Get to know this Radical Design expert and collector
It’s hard to reconcile bold, avant-garde design with the unassuming, quiet demeanor of vetting committee member Al Eiber. But this retired physician and Miami Beach resident possesses both a singular passion for the material and an astonishing body of knowledge.
Eiber has collaborated with Design Miami/ since 2014, bringing his expertise—specifically in Italian Radical Design—to the vetting process that ensures the authenticity and accuracy of the pieces on view at the fair. A prodigious collector, Eiber also sits on the Board of Trustees of the Cooper Hewitt, Smithsonian Design Museum.
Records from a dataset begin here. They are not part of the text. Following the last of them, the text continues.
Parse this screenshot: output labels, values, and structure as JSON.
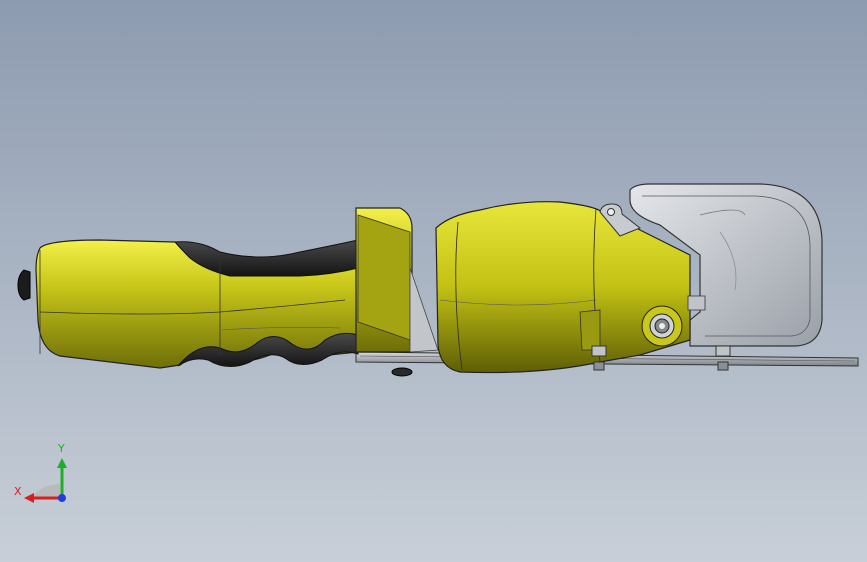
{
  "viewport": {
    "background_top": "#8d9bb0",
    "background_bottom": "#c8cfd8"
  },
  "model": {
    "body_color": "#c9c81a",
    "grip_color": "#2a2a2a",
    "metal_color": "#b9bec4",
    "guard_color": "#c7cbd0"
  },
  "triad": {
    "x_label": "X",
    "y_label": "Y",
    "x_color": "#d42020",
    "y_color": "#1fae2a",
    "z_color": "#1f3fd6"
  }
}
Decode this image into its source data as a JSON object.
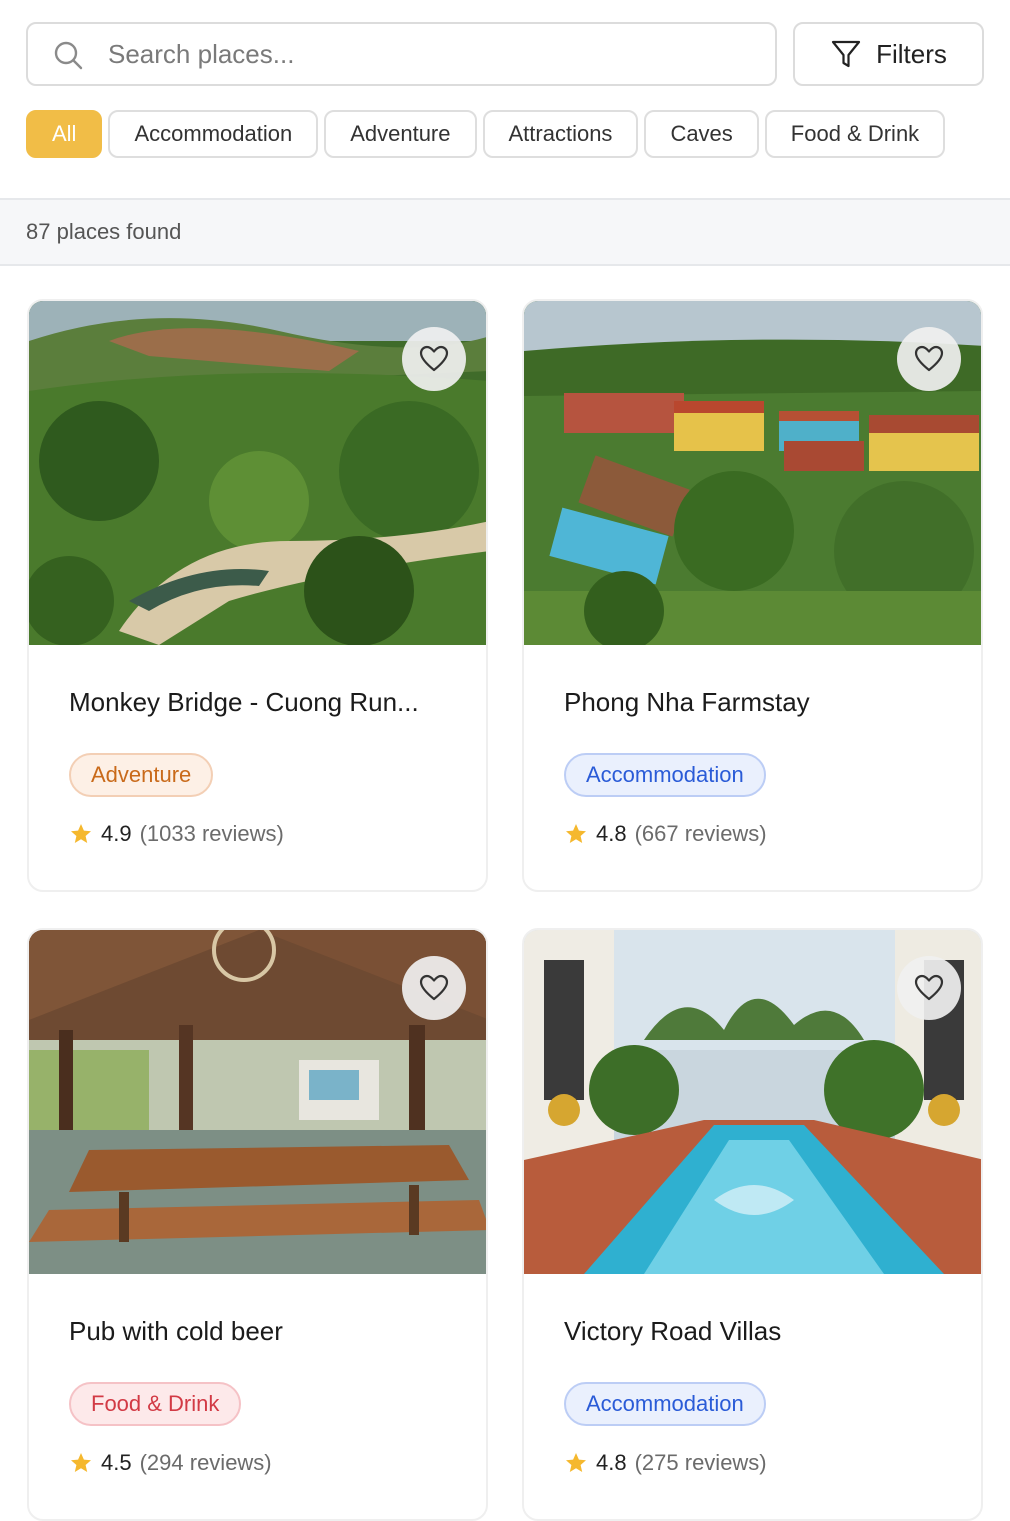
{
  "search": {
    "placeholder": "Search places..."
  },
  "filters_label": "Filters",
  "categories": [
    "All",
    "Accommodation",
    "Adventure",
    "Attractions",
    "Caves",
    "Food & Drink"
  ],
  "results_text": "87 places found",
  "places": [
    {
      "title": "Monkey Bridge - Cuong Run...",
      "category": "Adventure",
      "rating": "4.9",
      "reviews": "(1033 reviews)"
    },
    {
      "title": "Phong Nha Farmstay",
      "category": "Accommodation",
      "rating": "4.8",
      "reviews": "(667 reviews)"
    },
    {
      "title": "Pub with cold beer",
      "category": "Food & Drink",
      "rating": "4.5",
      "reviews": "(294 reviews)"
    },
    {
      "title": "Victory Road Villas",
      "category": "Accommodation",
      "rating": "4.8",
      "reviews": "(275 reviews)"
    }
  ],
  "colors": {
    "active_chip": "#f1bd47",
    "adventure": "#c96a1a",
    "accommodation": "#2a5bd7",
    "food": "#d23a45",
    "star": "#f5b82e"
  },
  "icons": {
    "search": "search-icon",
    "filter": "filter-icon",
    "favorite": "heart-icon",
    "rating": "star-icon"
  }
}
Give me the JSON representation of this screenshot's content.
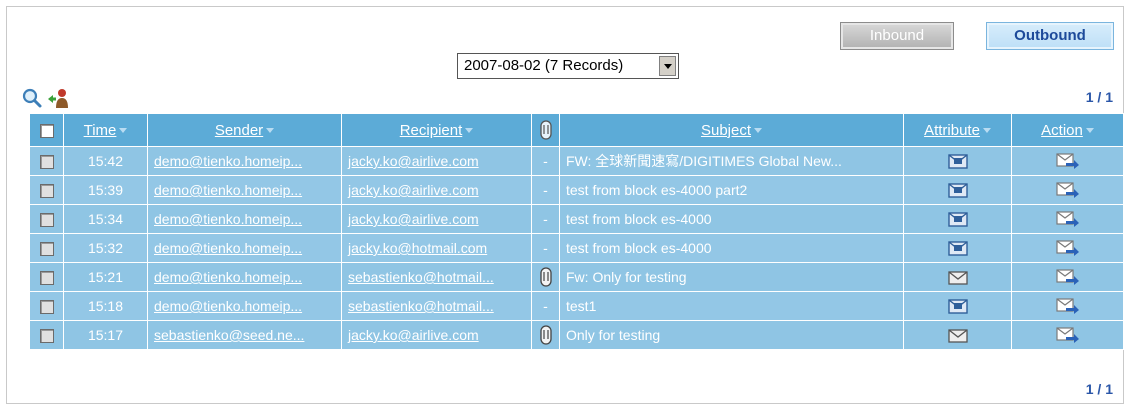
{
  "tabs": {
    "inbound": "Inbound",
    "outbound": "Outbound"
  },
  "date_select": {
    "value": "2007-08-02 (7 Records)"
  },
  "pager": {
    "top": "1 / 1",
    "bottom": "1 / 1"
  },
  "columns": {
    "time": "Time",
    "sender": "Sender",
    "recipient": "Recipient",
    "subject": "Subject",
    "attribute": "Attribute",
    "action": "Action"
  },
  "rows": [
    {
      "time": "15:42",
      "sender": "demo@tienko.homeip...",
      "recipient": "jacky.ko@airlive.com",
      "attach": "-",
      "subject": "FW: 全球新聞速寫/DIGITIMES Global New...",
      "attribute": "flagged-envelope"
    },
    {
      "time": "15:39",
      "sender": "demo@tienko.homeip...",
      "recipient": "jacky.ko@airlive.com",
      "attach": "-",
      "subject": "test from block es-4000 part2",
      "attribute": "flagged-envelope"
    },
    {
      "time": "15:34",
      "sender": "demo@tienko.homeip...",
      "recipient": "jacky.ko@airlive.com",
      "attach": "-",
      "subject": "test from block es-4000",
      "attribute": "flagged-envelope"
    },
    {
      "time": "15:32",
      "sender": "demo@tienko.homeip...",
      "recipient": "jacky.ko@hotmail.com",
      "attach": "-",
      "subject": "test from block es-4000",
      "attribute": "flagged-envelope"
    },
    {
      "time": "15:21",
      "sender": "demo@tienko.homeip...",
      "recipient": "sebastienko@hotmail...",
      "attach": "paperclip",
      "subject": "Fw: Only for testing",
      "attribute": "envelope"
    },
    {
      "time": "15:18",
      "sender": "demo@tienko.homeip...",
      "recipient": "sebastienko@hotmail...",
      "attach": "-",
      "subject": "test1",
      "attribute": "flagged-envelope"
    },
    {
      "time": "15:17",
      "sender": "sebastienko@seed.ne...",
      "recipient": "jacky.ko@airlive.com",
      "attach": "paperclip",
      "subject": "Only for testing",
      "attribute": "envelope"
    }
  ],
  "icons": {
    "search": "magnifier-icon",
    "user": "user-arrow-icon",
    "attach_header": "paperclip-icon",
    "action": "forward-mail-icon"
  }
}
We checked in with Al during these turbulent times to see what he is currently up to and what he is looking forward to in the next normal.
Currently on your mind:
Surviving this pandemic.
How and when did you start collecting?
I have been collecting for more than 30 years. I began with mid-century American material like the Eameses and George Nelson. Then I quickly shifted to Italian Radical Design and formed a special bond with Ettore Sottsass and Gaetano Pesce more than 25 years ago.
What are you collecting now?
What keeps you busy?
Keeping up with the new, exciting, younger designers that are popping up all over the world.
What is your favorite part of Design Miami/?
Discovering new talent.
What are you most looking forward to this year?
The opening of Design Miami/ this year.
You're an expert in Italian Radical Design and studio jewelry. Is there something else you wish you knew more about?
French 1940s and 1950s furniture.
Favorite object in your collection:
Miami Sound by Gaetano Pesce. I commissioned the large resin bookcases by Pesce around 1995. I loved the bookcases so much that I then commissioned Pictures in the Exhibition Cabinet in 1996. I still own and love them.
Is there a piece you currently have your eye on?
Les Dessous de Table Dining Set designed by Yonel Lebovici in 1992.
What’s on your desk right now?
A model of the Porsche Taycan—the new totally electric Porsche.
If you were new to collecting design, where would you start?
Brown furniture—great early American wood furniture. It's unbelievably inexpensive right now and so well made.
What do you see as the future of design?
Design gets stronger all the time. Designers are using their talents to improve people’s lives, and supporters of design enjoy living with well-designed and interesting material. ◆
All images courtesy of Robin Hill.